§ **The task**
An exact copy of every entry is the required answer.

§ **Dataset excerpts**

◆ ◆ ◆ ◆ ◆ ◆ ◆

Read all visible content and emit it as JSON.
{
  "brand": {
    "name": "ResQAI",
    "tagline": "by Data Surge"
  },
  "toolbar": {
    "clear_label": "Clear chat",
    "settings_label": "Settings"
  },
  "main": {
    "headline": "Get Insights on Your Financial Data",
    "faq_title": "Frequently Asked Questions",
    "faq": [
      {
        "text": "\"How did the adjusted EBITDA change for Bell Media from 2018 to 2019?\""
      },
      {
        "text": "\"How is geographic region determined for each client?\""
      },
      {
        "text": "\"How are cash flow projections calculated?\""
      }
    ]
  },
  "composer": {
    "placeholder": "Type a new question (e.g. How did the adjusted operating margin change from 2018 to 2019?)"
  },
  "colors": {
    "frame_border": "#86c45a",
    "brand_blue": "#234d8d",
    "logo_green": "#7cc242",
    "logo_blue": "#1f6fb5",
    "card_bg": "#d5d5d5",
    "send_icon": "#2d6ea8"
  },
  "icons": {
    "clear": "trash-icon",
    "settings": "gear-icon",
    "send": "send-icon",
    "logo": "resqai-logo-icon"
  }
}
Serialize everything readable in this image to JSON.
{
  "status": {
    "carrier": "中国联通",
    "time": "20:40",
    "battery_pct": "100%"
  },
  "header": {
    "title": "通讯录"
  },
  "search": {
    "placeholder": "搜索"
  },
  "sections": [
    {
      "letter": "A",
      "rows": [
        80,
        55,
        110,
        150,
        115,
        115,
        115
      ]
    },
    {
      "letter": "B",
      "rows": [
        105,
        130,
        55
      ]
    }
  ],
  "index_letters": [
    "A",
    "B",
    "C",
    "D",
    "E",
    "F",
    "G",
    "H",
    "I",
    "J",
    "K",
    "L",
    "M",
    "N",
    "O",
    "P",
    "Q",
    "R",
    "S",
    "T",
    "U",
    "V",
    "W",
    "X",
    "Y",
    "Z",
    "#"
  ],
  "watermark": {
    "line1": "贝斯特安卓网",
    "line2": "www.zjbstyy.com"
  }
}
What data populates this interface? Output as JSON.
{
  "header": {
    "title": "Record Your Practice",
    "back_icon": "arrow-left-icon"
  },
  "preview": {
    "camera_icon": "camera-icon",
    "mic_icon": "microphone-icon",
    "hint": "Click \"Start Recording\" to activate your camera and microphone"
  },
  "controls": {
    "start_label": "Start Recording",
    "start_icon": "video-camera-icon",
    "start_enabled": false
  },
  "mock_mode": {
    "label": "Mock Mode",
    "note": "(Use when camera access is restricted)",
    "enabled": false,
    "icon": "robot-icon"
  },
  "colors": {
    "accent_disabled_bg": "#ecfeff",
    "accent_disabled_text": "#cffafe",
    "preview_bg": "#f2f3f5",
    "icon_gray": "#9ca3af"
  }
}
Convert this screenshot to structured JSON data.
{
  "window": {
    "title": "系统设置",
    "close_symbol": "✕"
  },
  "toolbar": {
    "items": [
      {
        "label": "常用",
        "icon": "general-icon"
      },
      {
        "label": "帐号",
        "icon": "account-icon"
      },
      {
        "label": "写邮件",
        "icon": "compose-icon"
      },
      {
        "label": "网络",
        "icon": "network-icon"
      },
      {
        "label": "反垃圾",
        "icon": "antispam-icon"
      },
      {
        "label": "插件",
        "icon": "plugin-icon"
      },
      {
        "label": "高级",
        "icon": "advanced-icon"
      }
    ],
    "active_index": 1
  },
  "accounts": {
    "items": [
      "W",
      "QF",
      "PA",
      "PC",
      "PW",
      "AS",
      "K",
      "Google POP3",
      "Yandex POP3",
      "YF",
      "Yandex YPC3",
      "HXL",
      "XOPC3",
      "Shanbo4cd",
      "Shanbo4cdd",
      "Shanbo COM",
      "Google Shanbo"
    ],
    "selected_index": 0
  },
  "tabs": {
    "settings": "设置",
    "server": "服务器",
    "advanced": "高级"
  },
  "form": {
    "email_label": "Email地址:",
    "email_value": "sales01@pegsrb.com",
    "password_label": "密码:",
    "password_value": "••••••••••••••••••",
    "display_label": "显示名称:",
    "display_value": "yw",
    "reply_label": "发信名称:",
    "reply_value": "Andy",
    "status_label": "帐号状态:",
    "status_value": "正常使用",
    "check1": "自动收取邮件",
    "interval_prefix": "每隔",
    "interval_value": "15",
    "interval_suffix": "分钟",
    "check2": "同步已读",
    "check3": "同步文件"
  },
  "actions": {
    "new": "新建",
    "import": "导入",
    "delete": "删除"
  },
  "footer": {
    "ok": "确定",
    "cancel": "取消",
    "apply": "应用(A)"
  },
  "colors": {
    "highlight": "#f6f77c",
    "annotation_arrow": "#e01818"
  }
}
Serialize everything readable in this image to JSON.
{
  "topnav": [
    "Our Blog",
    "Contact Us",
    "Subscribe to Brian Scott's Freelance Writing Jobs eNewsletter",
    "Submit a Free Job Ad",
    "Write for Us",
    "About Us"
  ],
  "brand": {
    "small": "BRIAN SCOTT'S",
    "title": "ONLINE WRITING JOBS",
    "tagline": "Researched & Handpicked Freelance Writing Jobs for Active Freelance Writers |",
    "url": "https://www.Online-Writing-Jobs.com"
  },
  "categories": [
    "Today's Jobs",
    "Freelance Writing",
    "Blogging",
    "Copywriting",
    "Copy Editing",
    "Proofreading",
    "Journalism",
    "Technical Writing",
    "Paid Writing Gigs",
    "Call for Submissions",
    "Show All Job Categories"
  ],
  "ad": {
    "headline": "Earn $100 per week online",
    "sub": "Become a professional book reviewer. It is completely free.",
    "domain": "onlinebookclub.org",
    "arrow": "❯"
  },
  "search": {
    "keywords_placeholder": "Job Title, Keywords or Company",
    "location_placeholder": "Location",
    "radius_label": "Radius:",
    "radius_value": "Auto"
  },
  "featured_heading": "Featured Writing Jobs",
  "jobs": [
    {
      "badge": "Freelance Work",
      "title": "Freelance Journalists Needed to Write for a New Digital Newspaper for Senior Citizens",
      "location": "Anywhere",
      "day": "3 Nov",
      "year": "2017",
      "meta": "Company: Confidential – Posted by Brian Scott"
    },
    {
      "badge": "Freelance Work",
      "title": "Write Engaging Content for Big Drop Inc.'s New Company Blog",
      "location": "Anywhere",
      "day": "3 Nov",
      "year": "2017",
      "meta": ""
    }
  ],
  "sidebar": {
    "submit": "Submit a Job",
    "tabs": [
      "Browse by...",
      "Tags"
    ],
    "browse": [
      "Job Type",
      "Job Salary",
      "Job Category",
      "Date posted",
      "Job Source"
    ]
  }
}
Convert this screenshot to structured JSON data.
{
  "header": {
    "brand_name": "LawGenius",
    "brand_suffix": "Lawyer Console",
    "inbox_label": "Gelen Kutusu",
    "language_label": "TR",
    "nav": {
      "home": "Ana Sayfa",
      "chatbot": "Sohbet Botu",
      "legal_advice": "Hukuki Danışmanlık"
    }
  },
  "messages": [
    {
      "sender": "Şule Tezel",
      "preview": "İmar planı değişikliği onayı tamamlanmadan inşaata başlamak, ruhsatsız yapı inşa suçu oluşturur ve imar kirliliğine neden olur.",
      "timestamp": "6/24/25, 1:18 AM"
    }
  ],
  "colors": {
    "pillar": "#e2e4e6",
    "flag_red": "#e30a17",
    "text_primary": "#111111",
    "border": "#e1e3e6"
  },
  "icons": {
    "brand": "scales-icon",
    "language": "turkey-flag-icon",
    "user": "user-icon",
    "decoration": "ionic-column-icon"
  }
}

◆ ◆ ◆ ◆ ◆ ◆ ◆

§ **Output below**
Read all visible content and emit it as JSON.
{
  "brand": {
    "name": "ResQAI",
    "tagline": "by Data Surge"
  },
  "toolbar": {
    "clear_label": "Clear chat",
    "settings_label": "Settings"
  },
  "main": {
    "headline": "Get Insights on Your Financial Data",
    "faq_title": "Frequently Asked Questions",
    "faq": [
      {
        "text": "\"How did the adjusted EBITDA change for Bell Media from 2018 to 2019?\""
      },
      {
        "text": "\"How is geographic region determined for each client?\""
      },
      {
        "text": "\"How are cash flow projections calculated?\""
      }
    ]
  },
  "composer": {
    "placeholder": "Type a new question (e.g. How did the adjusted operating margin change from 2018 to 2019?)"
  },
  "colors": {
    "frame_border": "#86c45a",
    "brand_blue": "#234d8d",
    "logo_green": "#7cc242",
    "logo_blue": "#1f6fb5",
    "card_bg": "#d5d5d5",
    "send_icon": "#2d6ea8"
  },
  "icons": {
    "clear": "trash-icon",
    "settings": "gear-icon",
    "send": "send-icon",
    "logo": "resqai-logo-icon"
  }
}
Serialize everything readable in this image to JSON.
{
  "status": {
    "carrier": "中国联通",
    "time": "20:40",
    "battery_pct": "100%"
  },
  "header": {
    "title": "通讯录"
  },
  "search": {
    "placeholder": "搜索"
  },
  "sections": [
    {
      "letter": "A",
      "rows": [
        80,
        55,
        110,
        150,
        115,
        115,
        115
      ]
    },
    {
      "letter": "B",
      "rows": [
        105,
        130,
        55
      ]
    }
  ],
  "index_letters": [
    "A",
    "B",
    "C",
    "D",
    "E",
    "F",
    "G",
    "H",
    "I",
    "J",
    "K",
    "L",
    "M",
    "N",
    "O",
    "P",
    "Q",
    "R",
    "S",
    "T",
    "U",
    "V",
    "W",
    "X",
    "Y",
    "Z",
    "#"
  ],
  "watermark": {
    "line1": "贝斯特安卓网",
    "line2": "www.zjbstyy.com"
  }
}
What data populates this interface? Output as JSON.
{
  "header": {
    "title": "Record Your Practice",
    "back_icon": "arrow-left-icon"
  },
  "preview": {
    "camera_icon": "camera-icon",
    "mic_icon": "microphone-icon",
    "hint": "Click \"Start Recording\" to activate your camera and microphone"
  },
  "controls": {
    "start_label": "Start Recording",
    "start_icon": "video-camera-icon",
    "start_enabled": false
  },
  "mock_mode": {
    "label": "Mock Mode",
    "note": "(Use when camera access is restricted)",
    "enabled": false,
    "icon": "robot-icon"
  },
  "colors": {
    "accent_disabled_bg": "#ecfeff",
    "accent_disabled_text": "#cffafe",
    "preview_bg": "#f2f3f5",
    "icon_gray": "#9ca3af"
  }
}
Convert this screenshot to structured JSON data.
{
  "window": {
    "title": "系统设置",
    "close_symbol": "✕"
  },
  "toolbar": {
    "items": [
      {
        "label": "常用",
        "icon": "general-icon"
      },
      {
        "label": "帐号",
        "icon": "account-icon"
      },
      {
        "label": "写邮件",
        "icon": "compose-icon"
      },
      {
        "label": "网络",
        "icon": "network-icon"
      },
      {
        "label": "反垃圾",
        "icon": "antispam-icon"
      },
      {
        "label": "插件",
        "icon": "plugin-icon"
      },
      {
        "label": "高级",
        "icon": "advanced-icon"
      }
    ],
    "active_index": 1
  },
  "accounts": {
    "items": [
      "W",
      "QF",
      "PA",
      "PC",
      "PW",
      "AS",
      "K",
      "Google POP3",
      "Yandex POP3",
      "YF",
      "Yandex YPC3",
      "HXL",
      "XOPC3",
      "Shanbo4cd",
      "Shanbo4cdd",
      "Shanbo COM",
      "Google Shanbo"
    ],
    "selected_index": 0
  },
  "tabs": {
    "settings": "设置",
    "server": "服务器",
    "advanced": "高级"
  },
  "form": {
    "email_label": "Email地址:",
    "email_value": "sales01@pegsrb.com",
    "password_label": "密码:",
    "password_value": "••••••••••••••••••",
    "display_label": "显示名称:",
    "display_value": "yw",
    "reply_label": "发信名称:",
    "reply_value": "Andy",
    "status_label": "帐号状态:",
    "status_value": "正常使用",
    "check1": "自动收取邮件",
    "interval_prefix": "每隔",
    "interval_value": "15",
    "interval_suffix": "分钟",
    "check2": "同步已读",
    "check3": "同步文件"
  },
  "actions": {
    "new": "新建",
    "import": "导入",
    "delete": "删除"
  },
  "footer": {
    "ok": "确定",
    "cancel": "取消",
    "apply": "应用(A)"
  },
  "colors": {
    "highlight": "#f6f77c",
    "annotation_arrow": "#e01818"
  }
}
Serialize everything readable in this image to JSON.
{
  "topnav": [
    "Our Blog",
    "Contact Us",
    "Subscribe to Brian Scott's Freelance Writing Jobs eNewsletter",
    "Submit a Free Job Ad",
    "Write for Us",
    "About Us"
  ],
  "brand": {
    "small": "BRIAN SCOTT'S",
    "title": "ONLINE WRITING JOBS",
    "tagline": "Researched & Handpicked Freelance Writing Jobs for Active Freelance Writers |",
    "url": "https://www.Online-Writing-Jobs.com"
  },
  "categories": [
    "Today's Jobs",
    "Freelance Writing",
    "Blogging",
    "Copywriting",
    "Copy Editing",
    "Proofreading",
    "Journalism",
    "Technical Writing",
    "Paid Writing Gigs",
    "Call for Submissions",
    "Show All Job Categories"
  ],
  "ad": {
    "headline": "Earn $100 per week online",
    "sub": "Become a professional book reviewer. It is completely free.",
    "domain": "onlinebookclub.org",
    "arrow": "❯"
  },
  "search": {
    "keywords_placeholder": "Job Title, Keywords or Company",
    "location_placeholder": "Location",
    "radius_label": "Radius:",
    "radius_value": "Auto"
  },
  "featured_heading": "Featured Writing Jobs",
  "jobs": [
    {
      "badge": "Freelance Work",
      "title": "Freelance Journalists Needed to Write for a New Digital Newspaper for Senior Citizens",
      "location": "Anywhere",
      "day": "3 Nov",
      "year": "2017",
      "meta": "Company: Confidential – Posted by Brian Scott"
    },
    {
      "badge": "Freelance Work",
      "title": "Write Engaging Content for Big Drop Inc.'s New Company Blog",
      "location": "Anywhere",
      "day": "3 Nov",
      "year": "2017",
      "meta": ""
    }
  ],
  "sidebar": {
    "submit": "Submit a Job",
    "tabs": [
      "Browse by...",
      "Tags"
    ],
    "browse": [
      "Job Type",
      "Job Salary",
      "Job Category",
      "Date posted",
      "Job Source"
    ]
  }
}
Convert this screenshot to structured JSON data.
{
  "header": {
    "brand_name": "LawGenius",
    "brand_suffix": "Lawyer Console",
    "inbox_label": "Gelen Kutusu",
    "language_label": "TR",
    "nav": {
      "home": "Ana Sayfa",
      "chatbot": "Sohbet Botu",
      "legal_advice": "Hukuki Danışmanlık"
    }
  },
  "messages": [
    {
      "sender": "Şule Tezel",
      "preview": "İmar planı değişikliği onayı tamamlanmadan inşaata başlamak, ruhsatsız yapı inşa suçu oluşturur ve imar kirliliğine neden olur.",
      "timestamp": "6/24/25, 1:18 AM"
    }
  ],
  "colors": {
    "pillar": "#e2e4e6",
    "flag_red": "#e30a17",
    "text_primary": "#111111",
    "border": "#e1e3e6"
  },
  "icons": {
    "brand": "scales-icon",
    "language": "turkey-flag-icon",
    "user": "user-icon",
    "decoration": "ionic-column-icon"
  }
}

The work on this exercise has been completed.